> **What is being asked**
Here is a block of records. Copy every one of them exactly.

> **Source records**

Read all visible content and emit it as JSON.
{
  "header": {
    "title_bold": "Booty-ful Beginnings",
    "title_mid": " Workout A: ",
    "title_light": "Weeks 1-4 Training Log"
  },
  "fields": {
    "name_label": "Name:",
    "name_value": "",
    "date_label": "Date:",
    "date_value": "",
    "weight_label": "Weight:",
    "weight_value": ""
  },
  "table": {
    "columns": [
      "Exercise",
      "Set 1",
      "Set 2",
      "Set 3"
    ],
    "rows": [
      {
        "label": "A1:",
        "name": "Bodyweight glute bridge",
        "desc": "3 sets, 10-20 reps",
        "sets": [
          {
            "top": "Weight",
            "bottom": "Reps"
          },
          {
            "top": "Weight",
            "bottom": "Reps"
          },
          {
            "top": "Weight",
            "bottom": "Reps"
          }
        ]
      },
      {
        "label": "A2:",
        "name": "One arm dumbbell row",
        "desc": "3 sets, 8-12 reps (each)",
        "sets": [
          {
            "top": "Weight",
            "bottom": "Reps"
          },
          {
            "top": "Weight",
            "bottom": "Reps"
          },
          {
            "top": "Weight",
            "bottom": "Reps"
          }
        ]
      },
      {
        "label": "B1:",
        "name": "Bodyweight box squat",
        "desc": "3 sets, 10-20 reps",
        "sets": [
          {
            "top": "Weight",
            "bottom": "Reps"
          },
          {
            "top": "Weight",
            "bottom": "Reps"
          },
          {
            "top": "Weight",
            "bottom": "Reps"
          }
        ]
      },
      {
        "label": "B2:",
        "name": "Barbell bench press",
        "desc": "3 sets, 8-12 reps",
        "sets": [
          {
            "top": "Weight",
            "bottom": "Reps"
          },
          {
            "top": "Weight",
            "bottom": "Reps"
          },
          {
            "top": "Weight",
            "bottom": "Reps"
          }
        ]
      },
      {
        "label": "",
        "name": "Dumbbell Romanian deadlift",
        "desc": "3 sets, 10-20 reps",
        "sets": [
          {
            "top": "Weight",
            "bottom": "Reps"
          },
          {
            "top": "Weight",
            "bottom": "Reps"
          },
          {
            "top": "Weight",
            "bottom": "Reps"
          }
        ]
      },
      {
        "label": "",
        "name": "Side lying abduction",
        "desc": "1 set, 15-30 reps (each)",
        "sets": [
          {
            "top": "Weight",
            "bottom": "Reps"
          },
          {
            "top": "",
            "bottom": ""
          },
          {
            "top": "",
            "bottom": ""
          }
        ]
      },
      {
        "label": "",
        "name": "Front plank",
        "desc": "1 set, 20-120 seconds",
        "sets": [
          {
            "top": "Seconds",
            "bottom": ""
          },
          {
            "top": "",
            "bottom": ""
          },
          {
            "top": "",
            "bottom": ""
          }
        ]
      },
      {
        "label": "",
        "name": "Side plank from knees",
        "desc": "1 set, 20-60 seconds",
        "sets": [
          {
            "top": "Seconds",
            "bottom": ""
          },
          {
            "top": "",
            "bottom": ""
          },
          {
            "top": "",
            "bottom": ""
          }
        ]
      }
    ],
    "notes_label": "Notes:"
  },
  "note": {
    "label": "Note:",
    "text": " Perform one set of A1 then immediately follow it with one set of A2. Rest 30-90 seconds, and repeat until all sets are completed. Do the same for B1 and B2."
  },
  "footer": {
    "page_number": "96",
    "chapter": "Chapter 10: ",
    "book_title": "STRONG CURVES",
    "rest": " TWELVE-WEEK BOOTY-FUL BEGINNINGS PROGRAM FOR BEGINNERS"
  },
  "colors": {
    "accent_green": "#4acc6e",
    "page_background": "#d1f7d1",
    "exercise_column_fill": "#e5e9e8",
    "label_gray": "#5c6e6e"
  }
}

> **Output of the exercise**
Read all visible content and emit it as JSON.
{
  "header": {
    "title_bold": "Booty-ful Beginnings",
    "title_mid": " Workout A: ",
    "title_light": "Weeks 1-4 Training Log"
  },
  "fields": {
    "name_label": "Name:",
    "name_value": "",
    "date_label": "Date:",
    "date_value": "",
    "weight_label": "Weight:",
    "weight_value": ""
  },
  "table": {
    "columns": [
      "Exercise",
      "Set 1",
      "Set 2",
      "Set 3"
    ],
    "rows": [
      {
        "label": "A1:",
        "name": "Bodyweight glute bridge",
        "desc": "3 sets, 10-20 reps",
        "sets": [
          {
            "top": "Weight",
            "bottom": "Reps"
          },
          {
            "top": "Weight",
            "bottom": "Reps"
          },
          {
            "top": "Weight",
            "bottom": "Reps"
          }
        ]
      },
      {
        "label": "A2:",
        "name": "One arm dumbbell row",
        "desc": "3 sets, 8-12 reps (each)",
        "sets": [
          {
            "top": "Weight",
            "bottom": "Reps"
          },
          {
            "top": "Weight",
            "bottom": "Reps"
          },
          {
            "top": "Weight",
            "bottom": "Reps"
          }
        ]
      },
      {
        "label": "B1:",
        "name": "Bodyweight box squat",
        "desc": "3 sets, 10-20 reps",
        "sets": [
          {
            "top": "Weight",
            "bottom": "Reps"
          },
          {
            "top": "Weight",
            "bottom": "Reps"
          },
          {
            "top": "Weight",
            "bottom": "Reps"
          }
        ]
      },
      {
        "label": "B2:",
        "name": "Barbell bench press",
        "desc": "3 sets, 8-12 reps",
        "sets": [
          {
            "top": "Weight",
            "bottom": "Reps"
          },
          {
            "top": "Weight",
            "bottom": "Reps"
          },
          {
            "top": "Weight",
            "bottom": "Reps"
          }
        ]
      },
      {
        "label": "",
        "name": "Dumbbell Romanian deadlift",
        "desc": "3 sets, 10-20 reps",
        "sets": [
          {
            "top": "Weight",
            "bottom": "Reps"
          },
          {
            "top": "Weight",
            "bottom": "Reps"
          },
          {
            "top": "Weight",
            "bottom": "Reps"
          }
        ]
      },
      {
        "label": "",
        "name": "Side lying abduction",
        "desc": "1 set, 15-30 reps (each)",
        "sets": [
          {
            "top": "Weight",
            "bottom": "Reps"
          },
          {
            "top": "",
            "bottom": ""
          },
          {
            "top": "",
            "bottom": ""
          }
        ]
      },
      {
        "label": "",
        "name": "Front plank",
        "desc": "1 set, 20-120 seconds",
        "sets": [
          {
            "top": "Seconds",
            "bottom": ""
          },
          {
            "top": "",
            "bottom": ""
          },
          {
            "top": "",
            "bottom": ""
          }
        ]
      },
      {
        "label": "",
        "name": "Side plank from knees",
        "desc": "1 set, 20-60 seconds",
        "sets": [
          {
            "top": "Seconds",
            "bottom": ""
          },
          {
            "top": "",
            "bottom": ""
          },
          {
            "top": "",
            "bottom": ""
          }
        ]
      }
    ],
    "notes_label": "Notes:"
  },
  "note": {
    "label": "Note:",
    "text": " Perform one set of A1 then immediately follow it with one set of A2. Rest 30-90 seconds, and repeat until all sets are completed. Do the same for B1 and B2."
  },
  "footer": {
    "page_number": "96",
    "chapter": "Chapter 10: ",
    "book_title": "STRONG CURVES",
    "rest": " TWELVE-WEEK BOOTY-FUL BEGINNINGS PROGRAM FOR BEGINNERS"
  },
  "colors": {
    "accent_green": "#4acc6e",
    "page_background": "#d1f7d1",
    "exercise_column_fill": "#e5e9e8",
    "label_gray": "#5c6e6e"
  }
}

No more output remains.